Exercise objective -
Isolate every line in the data with the string "défaut" and copy it.

Task data -
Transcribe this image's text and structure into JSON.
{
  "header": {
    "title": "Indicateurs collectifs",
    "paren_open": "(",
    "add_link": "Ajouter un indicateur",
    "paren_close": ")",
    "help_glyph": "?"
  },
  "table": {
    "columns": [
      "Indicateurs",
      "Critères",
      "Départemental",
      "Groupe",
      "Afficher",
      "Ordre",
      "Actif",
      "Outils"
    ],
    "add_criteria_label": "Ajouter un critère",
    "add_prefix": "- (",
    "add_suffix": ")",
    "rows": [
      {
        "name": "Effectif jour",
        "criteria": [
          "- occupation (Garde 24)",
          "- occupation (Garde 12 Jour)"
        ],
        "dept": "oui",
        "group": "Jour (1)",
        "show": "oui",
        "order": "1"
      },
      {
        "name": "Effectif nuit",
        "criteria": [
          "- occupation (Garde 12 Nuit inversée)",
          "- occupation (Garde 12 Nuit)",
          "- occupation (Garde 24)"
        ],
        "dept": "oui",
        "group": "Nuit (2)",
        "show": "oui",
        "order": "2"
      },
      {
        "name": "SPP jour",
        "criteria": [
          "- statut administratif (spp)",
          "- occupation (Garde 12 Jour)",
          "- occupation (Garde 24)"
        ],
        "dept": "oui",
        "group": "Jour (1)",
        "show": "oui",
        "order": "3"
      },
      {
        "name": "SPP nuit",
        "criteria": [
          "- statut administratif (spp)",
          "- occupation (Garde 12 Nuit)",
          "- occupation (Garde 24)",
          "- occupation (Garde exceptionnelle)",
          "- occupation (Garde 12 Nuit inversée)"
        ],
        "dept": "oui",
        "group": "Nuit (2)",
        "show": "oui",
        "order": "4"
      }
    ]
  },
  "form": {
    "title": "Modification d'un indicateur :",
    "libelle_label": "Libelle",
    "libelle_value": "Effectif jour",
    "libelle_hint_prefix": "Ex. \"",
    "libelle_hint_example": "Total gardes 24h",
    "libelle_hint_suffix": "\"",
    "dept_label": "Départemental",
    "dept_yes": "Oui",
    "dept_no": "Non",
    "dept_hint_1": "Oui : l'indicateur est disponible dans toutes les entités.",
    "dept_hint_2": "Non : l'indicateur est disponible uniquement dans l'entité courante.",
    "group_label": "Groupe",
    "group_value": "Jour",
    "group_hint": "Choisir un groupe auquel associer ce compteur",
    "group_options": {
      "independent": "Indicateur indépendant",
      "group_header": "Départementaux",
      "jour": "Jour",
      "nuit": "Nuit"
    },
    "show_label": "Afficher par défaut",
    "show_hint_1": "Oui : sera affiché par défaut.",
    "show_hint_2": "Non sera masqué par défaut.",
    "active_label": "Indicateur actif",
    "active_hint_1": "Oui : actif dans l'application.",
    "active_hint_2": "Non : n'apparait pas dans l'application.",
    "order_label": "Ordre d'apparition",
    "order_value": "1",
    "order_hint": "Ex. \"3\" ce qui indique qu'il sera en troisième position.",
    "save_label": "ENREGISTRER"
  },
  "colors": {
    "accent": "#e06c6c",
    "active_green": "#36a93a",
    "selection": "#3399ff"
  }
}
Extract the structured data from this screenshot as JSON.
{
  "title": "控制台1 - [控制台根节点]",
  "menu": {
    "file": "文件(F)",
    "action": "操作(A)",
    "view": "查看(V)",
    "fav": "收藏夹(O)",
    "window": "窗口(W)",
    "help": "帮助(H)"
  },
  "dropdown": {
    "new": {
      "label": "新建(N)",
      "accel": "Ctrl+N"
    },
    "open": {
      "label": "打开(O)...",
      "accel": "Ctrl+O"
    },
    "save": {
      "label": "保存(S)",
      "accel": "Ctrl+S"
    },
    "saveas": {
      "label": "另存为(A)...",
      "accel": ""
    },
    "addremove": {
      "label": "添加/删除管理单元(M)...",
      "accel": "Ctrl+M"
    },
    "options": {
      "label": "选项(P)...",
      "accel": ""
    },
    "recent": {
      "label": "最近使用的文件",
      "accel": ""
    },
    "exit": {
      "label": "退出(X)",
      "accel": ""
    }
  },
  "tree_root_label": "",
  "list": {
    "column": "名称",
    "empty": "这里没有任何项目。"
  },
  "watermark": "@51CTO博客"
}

Your solution -
    "show_label": "Afficher par défaut",
    "show_hint_1": "Oui : sera affiché par défaut.",
    "show_hint_2": "Non sera masqué par défaut.",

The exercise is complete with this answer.